There are many different obligations and aspects to the role of an estate executor or administrator. Their primary duty is to collect assets and satisfy estate obligations. In most instances, the assets owned by a decedent are easily identified and collected, such as bank accounts, real estate, financial accounts and retirement funds. Likewise, the identification and satisfaction of obligations is typically uncomplicated with regard to items such as credit card bills, car loans, mortgages and other consumer debt obligations.
A recent Manhattan case decided by Manhattan Surrogate Rita Mella on August 18, 2022 entitled “Estate of Buhannic” involved a number of important aspects regarding estate settlement.
In Buhannic, the Court had issued letters to the fiduciaries which contained restrictions prohibiting the fiduciaries from disposing or selling estate assets without the further order of the Court. This is a common type of restriction which often appears in letters of administration in intestate cases. Such language requires that the administrator seek Court approval for a transaction. Thus, interested parties in the estate would receive notice of the request for approval made to the Court and may review the appropriateness of the matter. Any Objections can then be dealt with. In the Buhannic case, the fiduciaries sought to sell shares of stock in order to pay estate obligations.

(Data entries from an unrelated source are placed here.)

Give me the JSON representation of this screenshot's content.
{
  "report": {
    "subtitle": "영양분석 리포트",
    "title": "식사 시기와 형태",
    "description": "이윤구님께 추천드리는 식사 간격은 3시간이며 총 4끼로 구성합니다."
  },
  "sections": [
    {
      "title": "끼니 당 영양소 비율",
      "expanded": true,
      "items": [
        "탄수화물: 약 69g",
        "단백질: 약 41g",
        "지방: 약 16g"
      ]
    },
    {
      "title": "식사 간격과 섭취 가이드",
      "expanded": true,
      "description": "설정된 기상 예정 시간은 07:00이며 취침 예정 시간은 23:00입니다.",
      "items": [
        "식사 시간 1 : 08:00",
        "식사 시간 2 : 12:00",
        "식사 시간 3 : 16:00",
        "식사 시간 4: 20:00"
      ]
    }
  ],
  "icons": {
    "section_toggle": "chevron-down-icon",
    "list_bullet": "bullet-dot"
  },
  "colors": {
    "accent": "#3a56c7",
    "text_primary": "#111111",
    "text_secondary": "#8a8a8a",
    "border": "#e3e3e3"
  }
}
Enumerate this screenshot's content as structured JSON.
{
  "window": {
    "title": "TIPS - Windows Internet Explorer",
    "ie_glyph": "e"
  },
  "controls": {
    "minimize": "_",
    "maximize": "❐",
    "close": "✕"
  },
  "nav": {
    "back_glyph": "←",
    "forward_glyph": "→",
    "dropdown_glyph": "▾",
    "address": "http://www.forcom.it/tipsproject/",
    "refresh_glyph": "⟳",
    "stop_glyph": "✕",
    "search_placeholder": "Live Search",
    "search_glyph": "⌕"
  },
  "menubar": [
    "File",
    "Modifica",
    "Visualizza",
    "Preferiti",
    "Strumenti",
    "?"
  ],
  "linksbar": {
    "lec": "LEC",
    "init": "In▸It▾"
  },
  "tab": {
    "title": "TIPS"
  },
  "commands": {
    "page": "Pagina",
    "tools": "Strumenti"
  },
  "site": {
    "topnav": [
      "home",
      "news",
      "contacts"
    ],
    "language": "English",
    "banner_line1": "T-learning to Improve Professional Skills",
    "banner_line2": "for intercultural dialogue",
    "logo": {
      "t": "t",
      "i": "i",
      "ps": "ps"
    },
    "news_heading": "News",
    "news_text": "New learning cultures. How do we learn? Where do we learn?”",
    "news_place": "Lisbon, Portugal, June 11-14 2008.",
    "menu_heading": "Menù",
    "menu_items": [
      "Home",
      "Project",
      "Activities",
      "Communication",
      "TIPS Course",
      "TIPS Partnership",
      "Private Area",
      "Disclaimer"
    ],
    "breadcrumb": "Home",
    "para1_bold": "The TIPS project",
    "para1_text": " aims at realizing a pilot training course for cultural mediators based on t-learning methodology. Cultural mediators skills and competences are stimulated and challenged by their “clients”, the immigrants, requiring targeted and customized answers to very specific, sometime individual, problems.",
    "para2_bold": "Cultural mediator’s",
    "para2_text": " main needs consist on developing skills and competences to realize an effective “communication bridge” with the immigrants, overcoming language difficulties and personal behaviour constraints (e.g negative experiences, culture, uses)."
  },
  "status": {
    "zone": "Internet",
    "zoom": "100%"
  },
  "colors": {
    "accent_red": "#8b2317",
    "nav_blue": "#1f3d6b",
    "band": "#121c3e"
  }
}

The parties ended up agreeing on the sale and the Surrogate required that the fiduciaries obtain a surety bond to secure their use of the funds.